Tom Davis Jr., owner of the popular Collectors Cafe said, “A great thing to have is when people respect each other.”  “I think if we were to see a plan [from the city]  that was better than the plan I have, we would be willing to work with that… I was a little disappointed to see how this was handled.”  

Pam Davis Guthrie, the daughter of Tom Davis Sr. informed the Mayor and city council that if anything happened to the health of her father in this process,  it would be very unfortunate for all involved. 

Others in the community spoke to the city council concerning the unending vacant lots stretched across miles of Myrtle Beach.  They said it was curious as to why the city was buying such high -value commercial property for a library at the busy downtown location.  

HOME RULE 75

In the video above,  at the library’s announcement, Mayor Rhodes said the city considered turning the library over to the county,  but instead decided to build a new one.  The Mayor called it a city-owned library.  In truth, a city government can not legally own a library in the state of S.C. according to the law as stated in Home Rule 75.  In the state of S.C., libraries are the jurisdictions of counties.   Chapin Library is actually owned by a private library foundation and, as such, can exist.   The city claims to now own the private foundation,  The Chapin Foundation.  Board members of the Chapin Foundation are largely comprised of the Meher Baba retreat found just at the exit of Highway 22 into Briarcliffe Acres heading into North Myrtle Beach.  The Meher Baba’s wikipedia page states: Meher Baba (born Merwan Sheriar Irani; 25 February 1894 – 31 January 1969) was an Indian spiritual master who said he was the Avatar,  God in human form.

 

The partnership between the city and the Meher Baba  has never been explained by Councilman Gray, City Manager John Pedersen nor Mayor Rhodes.   County Library Board members tell MyrtleBeachSC.com  ownership of the library placed under the foundation is the only way the private library can be rebuilt and continue to operate.   As the library will cost $1o million,  one key question asked is why would local residents want to pay a $10 million price tag for a library owned by a private foundation?  Locals are also asking for greater transparency in whose name exactly the library’s charter will exist. 

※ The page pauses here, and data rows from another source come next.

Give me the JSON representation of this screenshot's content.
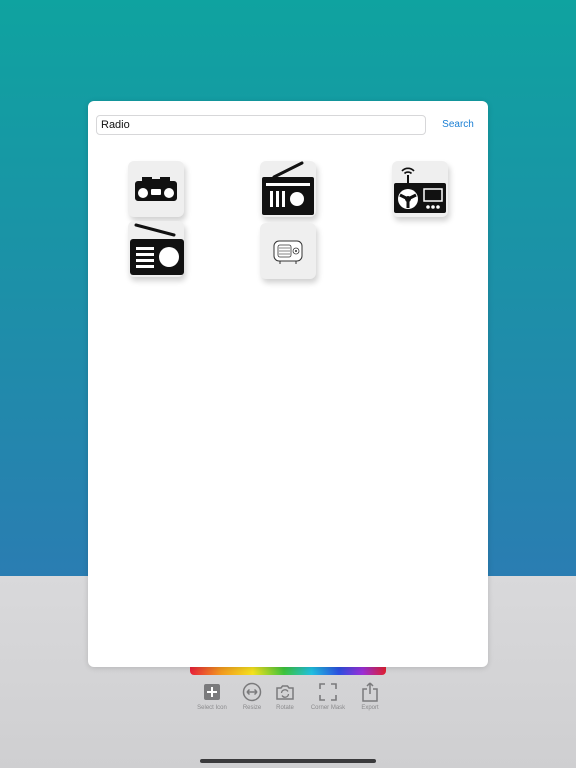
{
  "search": {
    "value": "Radio",
    "button_label": "Search"
  },
  "results": [
    {
      "icon": "boombox-icon"
    },
    {
      "icon": "portable-radio-icon"
    },
    {
      "icon": "car-radio-antenna-icon"
    },
    {
      "icon": "transistor-radio-icon"
    },
    {
      "icon": "vintage-radio-icon"
    }
  ],
  "toolbar": {
    "select_icon": "Select Icon",
    "resize": "Resize",
    "rotate": "Rotate",
    "corner_mask": "Corner Mask",
    "export": "Export"
  },
  "colors": {
    "background_top": "#0fa3a0",
    "background_bottom": "#2a7db2",
    "accent": "#1a7fd4",
    "icon": "#111111"
  }
}
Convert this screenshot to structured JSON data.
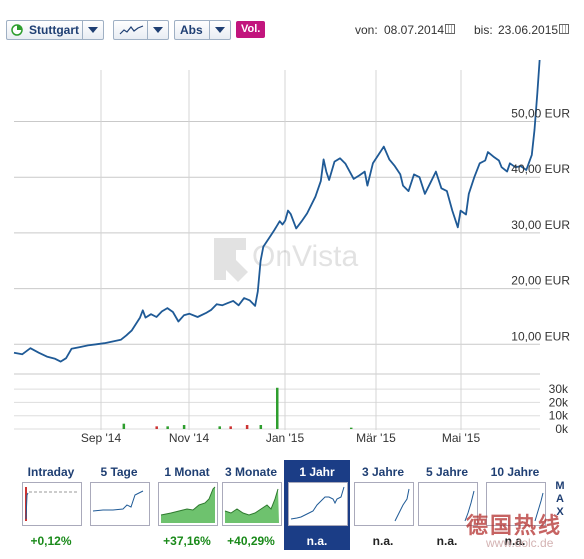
{
  "toolbar": {
    "exchange": "Stuttgart",
    "chart_type_icon": "line-chart-icon",
    "scale": "Abs",
    "volume_toggle": "Vol.",
    "from_label": "von:",
    "from_date": "08.07.2014",
    "to_label": "bis:",
    "to_date": "23.06.2015",
    "calendar_icon": "calendar-icon"
  },
  "watermark": "OnVista",
  "colors": {
    "line": "#1f5a96",
    "volume_green": "#2e9e2e",
    "volume_red": "#cc3333",
    "selected_tab": "#1b3d86",
    "vol_button": "#c2157d"
  },
  "chart_data": {
    "type": "line",
    "series": [
      {
        "values": [
          [
            0,
            8.5
          ],
          [
            3,
            8.2
          ],
          [
            6,
            9.3
          ],
          [
            9,
            8.5
          ],
          [
            12,
            7.8
          ],
          [
            15,
            7.4
          ],
          [
            17,
            6.9
          ],
          [
            19,
            7.5
          ],
          [
            21,
            9.2
          ],
          [
            24,
            9.5
          ],
          [
            27,
            9.8
          ],
          [
            30,
            10.0
          ],
          [
            33,
            10.2
          ],
          [
            36,
            10.5
          ],
          [
            39,
            10.8
          ],
          [
            41,
            11.6
          ],
          [
            43,
            12.5
          ],
          [
            46,
            14.8
          ],
          [
            47,
            16.1
          ],
          [
            48,
            14.8
          ],
          [
            50,
            15.4
          ],
          [
            52,
            14.9
          ],
          [
            54,
            15.9
          ],
          [
            56,
            16.5
          ],
          [
            58,
            15.8
          ],
          [
            60,
            14.1
          ],
          [
            62,
            15.2
          ],
          [
            64,
            15.5
          ],
          [
            67,
            14.9
          ],
          [
            70,
            15.6
          ],
          [
            72,
            16.2
          ],
          [
            74,
            17.2
          ],
          [
            76,
            17.0
          ],
          [
            78,
            17.4
          ],
          [
            80,
            17.8
          ],
          [
            82,
            17.0
          ],
          [
            84,
            18.3
          ],
          [
            86,
            17.9
          ],
          [
            88,
            16.9
          ],
          [
            89,
            19.5
          ],
          [
            90,
            25.0
          ],
          [
            91,
            27.5
          ],
          [
            93,
            29.0
          ],
          [
            95,
            30.5
          ],
          [
            96,
            31.3
          ],
          [
            97,
            32.1
          ],
          [
            98,
            31.5
          ],
          [
            99,
            32.2
          ],
          [
            100,
            34.0
          ],
          [
            101,
            33.4
          ],
          [
            103,
            30.8
          ],
          [
            105,
            32.1
          ],
          [
            107,
            33.5
          ],
          [
            110,
            36.5
          ],
          [
            112,
            39.3
          ],
          [
            113,
            43.2
          ],
          [
            114,
            41.0
          ],
          [
            115,
            39.5
          ],
          [
            117,
            42.8
          ],
          [
            119,
            43.4
          ],
          [
            121,
            42.4
          ],
          [
            122,
            41.5
          ],
          [
            124,
            39.7
          ],
          [
            126,
            40.3
          ],
          [
            128,
            41.0
          ],
          [
            129,
            38.5
          ],
          [
            131,
            42.5
          ],
          [
            133,
            44.0
          ],
          [
            135,
            45.5
          ],
          [
            137,
            43.2
          ],
          [
            139,
            42.0
          ],
          [
            141,
            40.5
          ],
          [
            142,
            38.5
          ],
          [
            144,
            37.5
          ],
          [
            146,
            40.5
          ],
          [
            148,
            40.0
          ],
          [
            150,
            37.0
          ],
          [
            152,
            39.0
          ],
          [
            154,
            41.0
          ],
          [
            156,
            38.0
          ],
          [
            158,
            37.5
          ],
          [
            160,
            34.0
          ],
          [
            162,
            31.0
          ],
          [
            163,
            34.0
          ],
          [
            165,
            33.3
          ],
          [
            166,
            37.0
          ],
          [
            168,
            40.0
          ],
          [
            170,
            42.5
          ],
          [
            172,
            43.0
          ],
          [
            173,
            44.5
          ],
          [
            175,
            43.7
          ],
          [
            177,
            43.0
          ],
          [
            178,
            41.8
          ],
          [
            180,
            41.0
          ],
          [
            181,
            42.5
          ],
          [
            183,
            41.8
          ],
          [
            185,
            42.0
          ],
          [
            187,
            41.3
          ],
          [
            189,
            44.0
          ],
          [
            190,
            48.5
          ],
          [
            191,
            55.0
          ],
          [
            192,
            62.0
          ]
        ]
      }
    ],
    "volume": [
      {
        "x": 40,
        "v": 4,
        "color": "green"
      },
      {
        "x": 52,
        "v": 2,
        "color": "red"
      },
      {
        "x": 56,
        "v": 2,
        "color": "green"
      },
      {
        "x": 62,
        "v": 3,
        "color": "green"
      },
      {
        "x": 75,
        "v": 2,
        "color": "green"
      },
      {
        "x": 79,
        "v": 2,
        "color": "red"
      },
      {
        "x": 85,
        "v": 3,
        "color": "red"
      },
      {
        "x": 90,
        "v": 3,
        "color": "green"
      },
      {
        "x": 96,
        "v": 31,
        "color": "green"
      },
      {
        "x": 123,
        "v": 1,
        "color": "green"
      }
    ],
    "x_ticks": [
      "Sep '14",
      "Nov '14",
      "Jan '15",
      "Mär '15",
      "Mai '15"
    ],
    "y_ticks": [
      "10,00 EUR",
      "20,00 EUR",
      "30,00 EUR",
      "40,00 EUR",
      "50,00 EUR"
    ],
    "volume_ticks": [
      "0k",
      "10k",
      "20k",
      "30k"
    ],
    "ylim": [
      0,
      60
    ],
    "volume_ylim": [
      0,
      30
    ],
    "grid": true
  },
  "periods": [
    {
      "label": "Intraday",
      "value": "+0,12%"
    },
    {
      "label": "5 Tage",
      "value": ""
    },
    {
      "label": "1 Monat",
      "value": "+37,16%"
    },
    {
      "label": "3 Monate",
      "value": "+40,29%"
    },
    {
      "label": "1 Jahr",
      "value": "n.a.",
      "selected": true
    },
    {
      "label": "3 Jahre",
      "value": "n.a."
    },
    {
      "label": "5 Jahre",
      "value": "n.a."
    },
    {
      "label": "10 Jahre",
      "value": "n.a."
    }
  ],
  "max_link": "MAX",
  "site_watermark": "德国热线",
  "site_url": "www.dolc.de"
}
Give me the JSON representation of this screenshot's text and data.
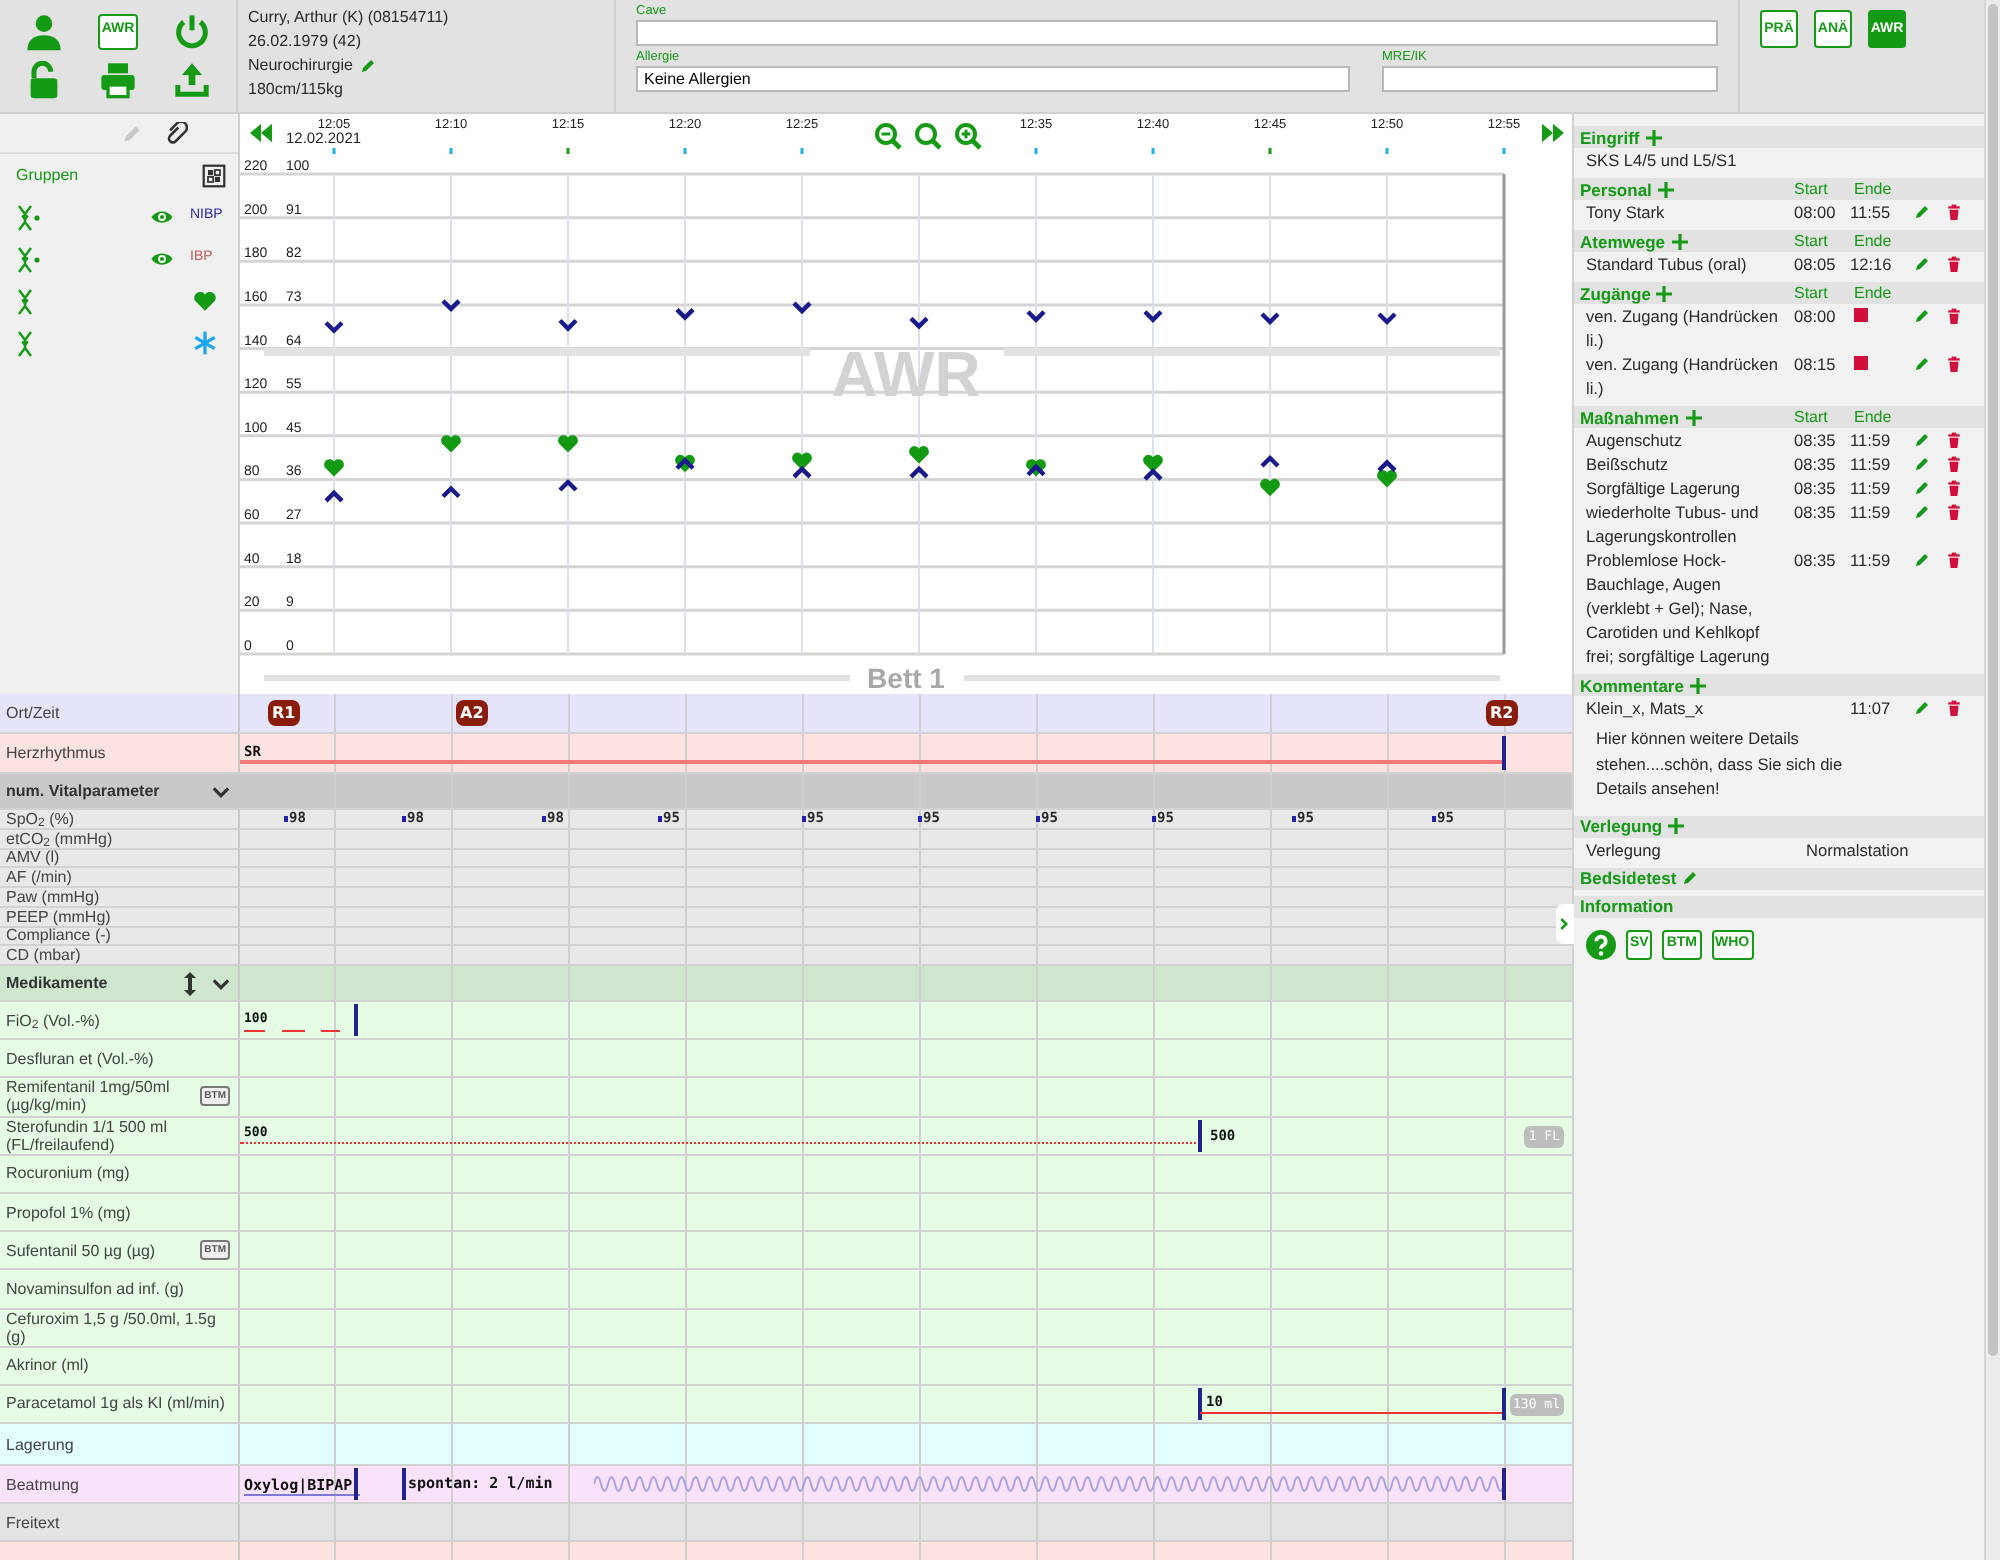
{
  "header": {
    "app_badge": "AWR",
    "patient": {
      "name": "Curry, Arthur (K) (08154711)",
      "birth": "26.02.1979 (42)",
      "department": "Neurochirurgie",
      "size": "180cm/115kg"
    },
    "fields": [
      {
        "label": "Cave"
      },
      {
        "label": "Allergie",
        "value": "Keine Allergien"
      },
      {
        "label": "MRE/IK"
      }
    ],
    "phases": [
      {
        "label": "PRÄ",
        "selected": false
      },
      {
        "label": "ANÄ",
        "selected": false
      },
      {
        "label": "AWR",
        "selected": true
      }
    ]
  },
  "legend": {
    "title": "Gruppen",
    "rows": [
      {
        "kind": "measure",
        "visible": true,
        "label": "NIBP",
        "color": "#2a2ab4"
      },
      {
        "kind": "measure",
        "visible": true,
        "label": "IBP",
        "color": "#c25a5a"
      },
      {
        "kind": "heart",
        "color": "#139a13"
      },
      {
        "kind": "asterisk",
        "color": "#1aa6f0"
      }
    ]
  },
  "chart": {
    "date": "12.02.2021",
    "location": "AWR",
    "bed": "Bett 1",
    "percent_ticks": [
      "100",
      "91",
      "82",
      "73",
      "64",
      "55",
      "45",
      "36",
      "27",
      "18",
      "9",
      "0"
    ],
    "chart_data": {
      "type": "scatter",
      "categories": [
        "12:05",
        "12:10",
        "12:15",
        "12:20",
        "12:25",
        null,
        "12:35",
        "12:40",
        "12:45",
        "12:50",
        "12:55"
      ],
      "ylim": [
        0,
        247.5
      ],
      "grid": true,
      "yticks": [
        {
          "value": 220,
          "label": "220"
        },
        {
          "value": 200,
          "label": "200"
        },
        {
          "value": 180,
          "label": "180"
        },
        {
          "value": 160,
          "label": "160"
        },
        {
          "value": 140,
          "label": "140"
        },
        {
          "value": 120,
          "label": "120"
        },
        {
          "value": 100,
          "label": "100"
        },
        {
          "value": 80,
          "label": "80"
        },
        {
          "value": 60,
          "label": "60"
        },
        {
          "value": 40,
          "label": "40"
        },
        {
          "value": 20,
          "label": "20"
        },
        {
          "value": 0,
          "label": "0"
        }
      ],
      "series": [
        {
          "color": "#1a1a8c",
          "values": [
            150,
            160,
            151,
            156,
            159,
            152,
            155,
            155,
            154,
            154,
            null
          ]
        },
        {
          "color": "#1a1a8c",
          "values": [
            72,
            74,
            77,
            87,
            83,
            83,
            84,
            82,
            88,
            86,
            null
          ]
        },
        {
          "color": "#139a13",
          "values": [
            85,
            96,
            96,
            87,
            88,
            91,
            85,
            87,
            76,
            80,
            null
          ]
        }
      ]
    }
  },
  "lanes": [
    {
      "kind": "location",
      "label": "Ort/Zeit",
      "markers": [
        "R1",
        "A2",
        "R2"
      ]
    },
    {
      "kind": "rhythm",
      "label": "Herzrhythmus",
      "text": "SR"
    },
    {
      "kind": "group",
      "label": "num. Vitalparameter",
      "expanded": true,
      "resizable": false
    },
    {
      "kind": "vital",
      "label": "SpO$_{2}$ (%)",
      "values": [
        "98",
        "98",
        "98",
        "95",
        "95",
        "95",
        "95",
        "95",
        "95",
        "95"
      ]
    },
    {
      "kind": "vital",
      "label": "etCO$_{2}$ (mmHg)"
    },
    {
      "kind": "vital",
      "label": "AMV (l)"
    },
    {
      "kind": "vital",
      "label": "AF (/min)"
    },
    {
      "kind": "vital",
      "label": "Paw (mmHg)"
    },
    {
      "kind": "vital",
      "label": "PEEP (mmHg)"
    },
    {
      "kind": "vital",
      "label": "Compliance (-)"
    },
    {
      "kind": "vital",
      "label": "CD (mbar)"
    },
    {
      "kind": "group",
      "label": "Medikamente",
      "expanded": true,
      "resizable": true
    },
    {
      "kind": "drug",
      "label": "FiO$_{2}$ (Vol.-%)",
      "entries": [
        {
          "text": "100",
          "kind": "dashed"
        }
      ]
    },
    {
      "kind": "drug",
      "label": "Desfluran et (Vol.-%)"
    },
    {
      "kind": "drug",
      "label": "Remifentanil 1mg/50ml (µg/kg/min)",
      "badge": "BTM"
    },
    {
      "kind": "drug",
      "label": "Sterofundin 1/1 500 ml (FL/freilaufend)",
      "entries": [
        {
          "text": "500",
          "kind": "dotted"
        },
        {
          "text": "500"
        }
      ],
      "total": "1 FL"
    },
    {
      "kind": "drug",
      "label": "Rocuronium (mg)"
    },
    {
      "kind": "drug",
      "label": "Propofol 1% (mg)"
    },
    {
      "kind": "drug",
      "label": "Sufentanil 50 µg (µg)",
      "badge": "BTM"
    },
    {
      "kind": "drug",
      "label": "Novaminsulfon ad inf. (g)"
    },
    {
      "kind": "drug",
      "label": "Cefuroxim 1,5 g /50.0ml, 1.5g (g)"
    },
    {
      "kind": "drug",
      "label": "Akrinor (ml)"
    },
    {
      "kind": "drug",
      "label": "Paracetamol 1g als KI (ml/min)",
      "entries": [
        {
          "text": "10",
          "kind": "solid"
        }
      ],
      "total": "130 ml"
    },
    {
      "kind": "positioning",
      "label": "Lagerung"
    },
    {
      "kind": "ventilation",
      "label": "Beatmung",
      "entries": [
        {
          "text": "Oxylog|BIPAP"
        },
        {
          "text": "spontan: 2 l/min"
        }
      ]
    },
    {
      "kind": "freetext",
      "label": "Freitext"
    },
    {
      "kind": "events"
    }
  ],
  "sidebar": [
    {
      "title": "Eingriff",
      "add": true,
      "actions": false,
      "items": [
        {
          "name": "SKS L4/5 und L5/S1"
        }
      ]
    },
    {
      "title": "Personal",
      "add": true,
      "actions": true,
      "columns": [
        "Start",
        "Ende"
      ],
      "items": [
        {
          "name": "Tony Stark",
          "start": "08:00",
          "end": "11:55"
        }
      ]
    },
    {
      "title": "Atemwege",
      "add": true,
      "actions": true,
      "columns": [
        "Start",
        "Ende"
      ],
      "items": [
        {
          "name": "Standard Tubus (oral)",
          "start": "08:05",
          "end": "12:16"
        }
      ]
    },
    {
      "title": "Zugänge",
      "add": true,
      "actions": true,
      "columns": [
        "Start",
        "Ende"
      ],
      "items": [
        {
          "name": "ven. Zugang (Handrücken li.)",
          "start": "08:00",
          "running": true
        },
        {
          "name": "ven. Zugang (Handrücken li.)",
          "start": "08:15",
          "running": true
        }
      ]
    },
    {
      "title": "Maßnahmen",
      "add": true,
      "actions": true,
      "columns": [
        "Start",
        "Ende"
      ],
      "items": [
        {
          "name": "Augenschutz",
          "start": "08:35",
          "end": "11:59"
        },
        {
          "name": "Beißschutz",
          "start": "08:35",
          "end": "11:59"
        },
        {
          "name": "Sorgfältige Lagerung",
          "start": "08:35",
          "end": "11:59"
        },
        {
          "name": "wiederholte Tubus- und Lagerungskontrollen",
          "start": "08:35",
          "end": "11:59"
        },
        {
          "name": "Problemlose Hock-Bauchlage, Augen (verklebt + Gel); Nase, Carotiden und Kehlkopf frei; sorgfältige Lagerung",
          "start": "08:35",
          "end": "11:59"
        }
      ]
    },
    {
      "title": "Kommentare",
      "add": true,
      "actions": true,
      "items": [
        {
          "name": "Klein_x, Mats_x",
          "end": "11:07",
          "note": "Hier können weitere Details stehen....schön, dass Sie sich die Details ansehen!"
        }
      ]
    },
    {
      "title": "Verlegung",
      "add": true,
      "actions": false,
      "items": [
        {
          "name": "Verlegung",
          "value": "Normalstation"
        }
      ]
    },
    {
      "title": "Bedsidetest",
      "add": false,
      "editable": true
    },
    {
      "title": "Information",
      "add": false,
      "links": [
        "SV",
        "BTM",
        "WHO"
      ]
    }
  ]
}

Downtown merchants continue to tell us that nothing has been done transparently or above board to date.

Redevelopment Key Map
A portion of downtown redevelopment prime areas
Share Button

Comments

comments